> What to work on
On how many lines of these entries does the word "heading" occur? State the number alone.

[The input Boundary: Start]

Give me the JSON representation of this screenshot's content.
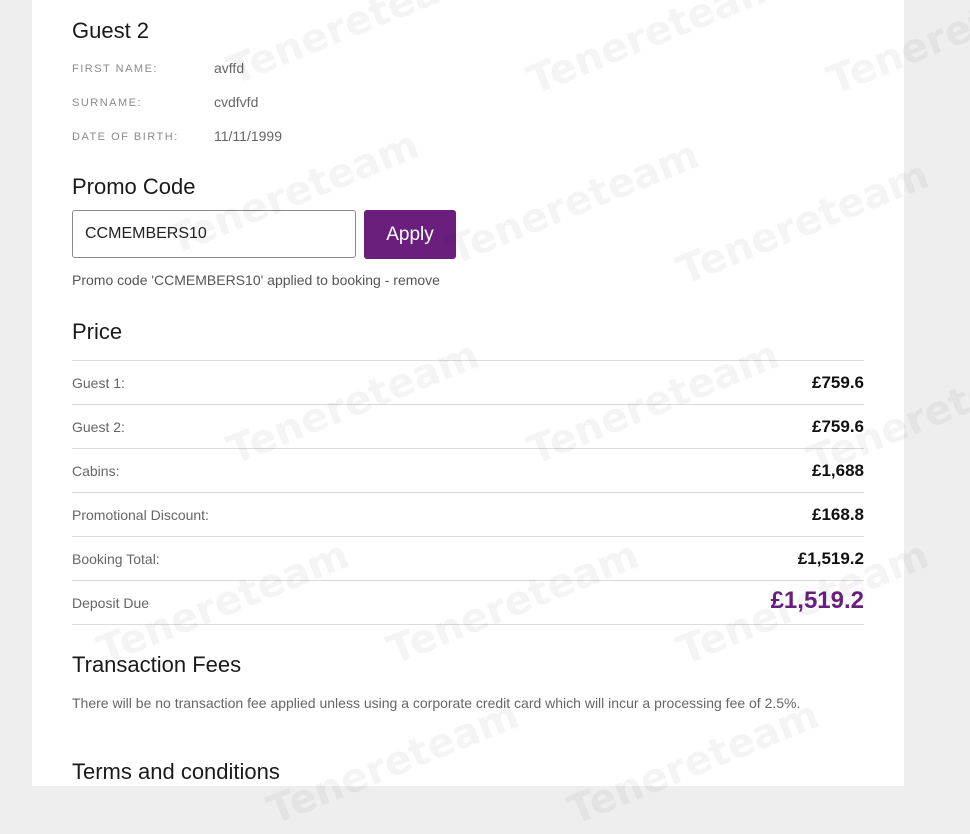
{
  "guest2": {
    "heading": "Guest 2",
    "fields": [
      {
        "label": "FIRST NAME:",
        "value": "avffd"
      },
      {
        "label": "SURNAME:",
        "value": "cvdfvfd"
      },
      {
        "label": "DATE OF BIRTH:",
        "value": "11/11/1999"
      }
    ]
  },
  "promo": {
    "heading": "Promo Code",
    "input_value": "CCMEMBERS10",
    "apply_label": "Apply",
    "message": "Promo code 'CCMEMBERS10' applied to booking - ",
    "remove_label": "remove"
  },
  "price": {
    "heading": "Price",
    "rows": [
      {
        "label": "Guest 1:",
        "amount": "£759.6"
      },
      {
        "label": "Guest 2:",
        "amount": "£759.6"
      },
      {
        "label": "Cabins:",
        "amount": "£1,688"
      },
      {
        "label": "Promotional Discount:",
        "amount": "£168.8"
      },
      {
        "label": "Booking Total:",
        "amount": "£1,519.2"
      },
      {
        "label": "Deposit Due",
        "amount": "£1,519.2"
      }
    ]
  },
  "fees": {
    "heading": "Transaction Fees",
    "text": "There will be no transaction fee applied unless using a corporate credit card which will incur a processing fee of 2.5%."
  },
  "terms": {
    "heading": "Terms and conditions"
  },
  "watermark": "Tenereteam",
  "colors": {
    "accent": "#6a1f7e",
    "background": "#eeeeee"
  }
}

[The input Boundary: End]
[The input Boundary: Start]

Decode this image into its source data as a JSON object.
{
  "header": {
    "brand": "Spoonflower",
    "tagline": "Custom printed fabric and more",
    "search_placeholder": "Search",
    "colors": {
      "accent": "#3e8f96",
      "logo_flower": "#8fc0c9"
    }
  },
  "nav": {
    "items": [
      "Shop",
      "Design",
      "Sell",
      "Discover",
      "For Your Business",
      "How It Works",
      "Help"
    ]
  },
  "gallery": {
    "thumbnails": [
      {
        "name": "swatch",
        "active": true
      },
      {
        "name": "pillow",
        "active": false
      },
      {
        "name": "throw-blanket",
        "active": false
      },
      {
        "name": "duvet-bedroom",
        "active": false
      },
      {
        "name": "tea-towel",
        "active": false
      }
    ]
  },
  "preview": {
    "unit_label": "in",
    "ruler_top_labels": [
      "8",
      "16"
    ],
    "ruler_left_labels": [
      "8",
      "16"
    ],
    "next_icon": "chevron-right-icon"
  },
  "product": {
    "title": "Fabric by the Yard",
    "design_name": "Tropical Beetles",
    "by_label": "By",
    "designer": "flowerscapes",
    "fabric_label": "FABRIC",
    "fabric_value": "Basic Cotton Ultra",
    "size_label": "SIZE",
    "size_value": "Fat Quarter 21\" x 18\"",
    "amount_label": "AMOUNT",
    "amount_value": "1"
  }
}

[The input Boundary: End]

> Response for this exercise
5